__Items from a dataset__
[Start of Attachment]

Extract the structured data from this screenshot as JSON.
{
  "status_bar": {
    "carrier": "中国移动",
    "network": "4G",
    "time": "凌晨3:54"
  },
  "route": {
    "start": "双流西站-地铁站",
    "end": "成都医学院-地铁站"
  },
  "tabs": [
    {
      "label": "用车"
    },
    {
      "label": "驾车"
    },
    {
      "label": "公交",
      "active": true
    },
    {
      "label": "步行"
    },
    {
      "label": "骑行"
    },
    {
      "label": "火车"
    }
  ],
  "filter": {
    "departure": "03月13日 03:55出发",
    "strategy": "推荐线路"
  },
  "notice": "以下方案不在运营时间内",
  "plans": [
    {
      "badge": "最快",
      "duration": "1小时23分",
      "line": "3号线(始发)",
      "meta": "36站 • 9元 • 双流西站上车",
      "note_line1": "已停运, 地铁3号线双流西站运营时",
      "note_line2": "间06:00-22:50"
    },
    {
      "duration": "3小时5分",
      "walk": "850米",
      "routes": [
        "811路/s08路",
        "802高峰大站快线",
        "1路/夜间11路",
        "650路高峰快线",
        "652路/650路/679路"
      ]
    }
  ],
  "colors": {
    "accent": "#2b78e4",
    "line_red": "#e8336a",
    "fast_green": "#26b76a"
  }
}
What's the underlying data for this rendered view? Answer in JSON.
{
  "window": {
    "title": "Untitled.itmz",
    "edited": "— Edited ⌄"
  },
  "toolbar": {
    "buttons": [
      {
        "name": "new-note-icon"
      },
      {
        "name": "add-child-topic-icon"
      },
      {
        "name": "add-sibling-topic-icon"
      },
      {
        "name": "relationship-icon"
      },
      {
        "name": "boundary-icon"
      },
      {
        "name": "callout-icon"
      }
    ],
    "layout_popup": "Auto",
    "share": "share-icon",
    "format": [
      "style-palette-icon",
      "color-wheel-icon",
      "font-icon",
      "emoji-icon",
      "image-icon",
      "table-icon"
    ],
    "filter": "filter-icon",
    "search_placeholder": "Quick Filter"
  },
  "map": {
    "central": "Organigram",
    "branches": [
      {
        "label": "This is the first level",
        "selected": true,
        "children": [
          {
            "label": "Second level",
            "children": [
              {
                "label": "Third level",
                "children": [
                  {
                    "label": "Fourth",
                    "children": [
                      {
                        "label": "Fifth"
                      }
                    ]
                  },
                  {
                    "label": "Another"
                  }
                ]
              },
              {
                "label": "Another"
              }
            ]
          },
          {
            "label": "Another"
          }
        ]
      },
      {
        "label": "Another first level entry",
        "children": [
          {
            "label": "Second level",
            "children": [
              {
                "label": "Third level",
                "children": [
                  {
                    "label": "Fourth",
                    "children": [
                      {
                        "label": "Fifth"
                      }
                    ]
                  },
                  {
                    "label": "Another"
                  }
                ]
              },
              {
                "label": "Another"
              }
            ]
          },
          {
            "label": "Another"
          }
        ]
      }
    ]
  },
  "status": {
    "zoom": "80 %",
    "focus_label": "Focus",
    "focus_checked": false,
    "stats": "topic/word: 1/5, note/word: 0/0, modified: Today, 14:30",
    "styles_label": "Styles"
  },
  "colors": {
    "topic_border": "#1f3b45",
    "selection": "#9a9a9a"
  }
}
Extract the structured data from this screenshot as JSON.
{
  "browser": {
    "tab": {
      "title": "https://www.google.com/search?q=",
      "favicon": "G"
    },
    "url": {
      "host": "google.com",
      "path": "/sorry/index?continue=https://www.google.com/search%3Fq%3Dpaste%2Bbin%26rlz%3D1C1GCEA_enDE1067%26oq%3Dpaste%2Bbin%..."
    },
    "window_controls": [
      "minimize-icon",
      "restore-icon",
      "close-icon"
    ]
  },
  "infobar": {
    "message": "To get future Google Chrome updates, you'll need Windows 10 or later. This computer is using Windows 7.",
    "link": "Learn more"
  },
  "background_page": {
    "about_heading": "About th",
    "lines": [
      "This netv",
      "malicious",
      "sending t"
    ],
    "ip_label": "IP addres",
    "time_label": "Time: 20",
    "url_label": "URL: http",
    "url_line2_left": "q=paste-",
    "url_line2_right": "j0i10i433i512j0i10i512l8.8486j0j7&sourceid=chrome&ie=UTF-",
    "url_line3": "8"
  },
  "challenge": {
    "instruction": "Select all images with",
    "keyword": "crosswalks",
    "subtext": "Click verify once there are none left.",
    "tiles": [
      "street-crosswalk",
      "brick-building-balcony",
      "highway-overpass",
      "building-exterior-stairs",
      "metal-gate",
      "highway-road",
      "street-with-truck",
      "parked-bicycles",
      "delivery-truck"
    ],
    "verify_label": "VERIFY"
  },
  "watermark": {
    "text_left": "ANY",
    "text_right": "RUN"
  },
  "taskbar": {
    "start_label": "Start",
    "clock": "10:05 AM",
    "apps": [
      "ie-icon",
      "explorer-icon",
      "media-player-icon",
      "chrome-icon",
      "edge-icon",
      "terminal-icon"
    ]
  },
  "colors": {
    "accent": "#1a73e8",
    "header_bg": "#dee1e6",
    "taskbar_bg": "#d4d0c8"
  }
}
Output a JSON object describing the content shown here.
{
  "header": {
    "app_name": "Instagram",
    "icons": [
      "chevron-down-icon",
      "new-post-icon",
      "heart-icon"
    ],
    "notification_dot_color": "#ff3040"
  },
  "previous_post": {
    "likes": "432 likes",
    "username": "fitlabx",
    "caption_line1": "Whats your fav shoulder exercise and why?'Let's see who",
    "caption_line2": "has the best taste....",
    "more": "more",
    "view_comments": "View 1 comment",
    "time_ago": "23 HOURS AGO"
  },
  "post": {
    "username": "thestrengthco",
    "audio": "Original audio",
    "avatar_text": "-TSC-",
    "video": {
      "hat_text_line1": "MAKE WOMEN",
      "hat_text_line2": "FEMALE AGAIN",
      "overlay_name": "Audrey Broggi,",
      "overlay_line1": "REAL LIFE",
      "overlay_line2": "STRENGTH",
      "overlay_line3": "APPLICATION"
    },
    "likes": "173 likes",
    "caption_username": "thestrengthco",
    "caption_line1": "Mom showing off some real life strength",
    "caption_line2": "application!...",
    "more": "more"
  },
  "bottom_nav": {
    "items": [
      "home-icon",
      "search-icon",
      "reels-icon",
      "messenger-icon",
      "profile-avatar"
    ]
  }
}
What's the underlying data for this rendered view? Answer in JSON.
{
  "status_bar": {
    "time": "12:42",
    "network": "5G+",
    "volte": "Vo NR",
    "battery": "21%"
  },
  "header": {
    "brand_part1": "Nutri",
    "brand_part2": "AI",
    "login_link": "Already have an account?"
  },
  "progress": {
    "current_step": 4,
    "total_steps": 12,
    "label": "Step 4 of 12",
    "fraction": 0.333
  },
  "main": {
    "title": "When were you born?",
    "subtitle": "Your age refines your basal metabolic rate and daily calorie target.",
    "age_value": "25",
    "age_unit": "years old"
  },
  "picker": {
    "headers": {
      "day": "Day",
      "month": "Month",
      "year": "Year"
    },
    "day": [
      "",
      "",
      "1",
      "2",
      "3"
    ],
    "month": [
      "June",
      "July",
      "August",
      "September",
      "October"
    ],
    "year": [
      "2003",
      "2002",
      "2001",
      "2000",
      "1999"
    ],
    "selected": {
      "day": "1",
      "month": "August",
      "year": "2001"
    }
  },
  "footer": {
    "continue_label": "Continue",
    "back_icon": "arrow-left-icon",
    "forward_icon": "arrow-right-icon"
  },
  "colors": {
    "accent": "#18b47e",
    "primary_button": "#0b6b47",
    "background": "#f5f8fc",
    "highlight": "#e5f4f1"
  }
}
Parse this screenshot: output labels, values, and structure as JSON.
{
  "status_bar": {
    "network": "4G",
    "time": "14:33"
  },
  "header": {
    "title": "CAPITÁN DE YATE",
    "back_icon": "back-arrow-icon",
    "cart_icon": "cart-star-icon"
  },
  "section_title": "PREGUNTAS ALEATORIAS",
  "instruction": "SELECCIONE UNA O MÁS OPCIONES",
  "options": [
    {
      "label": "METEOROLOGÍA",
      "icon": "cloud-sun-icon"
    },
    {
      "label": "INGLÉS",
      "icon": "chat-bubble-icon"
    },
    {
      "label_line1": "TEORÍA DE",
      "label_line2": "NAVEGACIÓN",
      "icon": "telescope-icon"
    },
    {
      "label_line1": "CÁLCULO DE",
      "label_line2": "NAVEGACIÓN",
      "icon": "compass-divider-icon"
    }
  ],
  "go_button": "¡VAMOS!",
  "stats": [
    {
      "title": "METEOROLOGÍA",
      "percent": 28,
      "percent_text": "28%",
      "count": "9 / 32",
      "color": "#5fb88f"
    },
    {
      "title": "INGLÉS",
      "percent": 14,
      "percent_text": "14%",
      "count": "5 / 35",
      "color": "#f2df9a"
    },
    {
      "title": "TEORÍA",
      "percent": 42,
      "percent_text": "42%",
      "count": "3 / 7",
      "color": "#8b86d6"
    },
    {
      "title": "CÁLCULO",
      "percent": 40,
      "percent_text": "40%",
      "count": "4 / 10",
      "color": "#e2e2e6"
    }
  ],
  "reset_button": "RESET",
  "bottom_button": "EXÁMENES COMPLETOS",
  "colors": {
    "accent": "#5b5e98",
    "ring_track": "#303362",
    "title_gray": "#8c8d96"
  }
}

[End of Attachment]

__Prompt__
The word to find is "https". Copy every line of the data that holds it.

__Answer to the exercise__
      "title": "https://www.google.com/search?q=",
      "path": "/sorry/index?continue=https://www.google.com/search%3Fq%3Dpaste%2Bbin%26rlz%3D1C1GCEA_enDE1067%26oq%3Dpaste%2Bbin%..."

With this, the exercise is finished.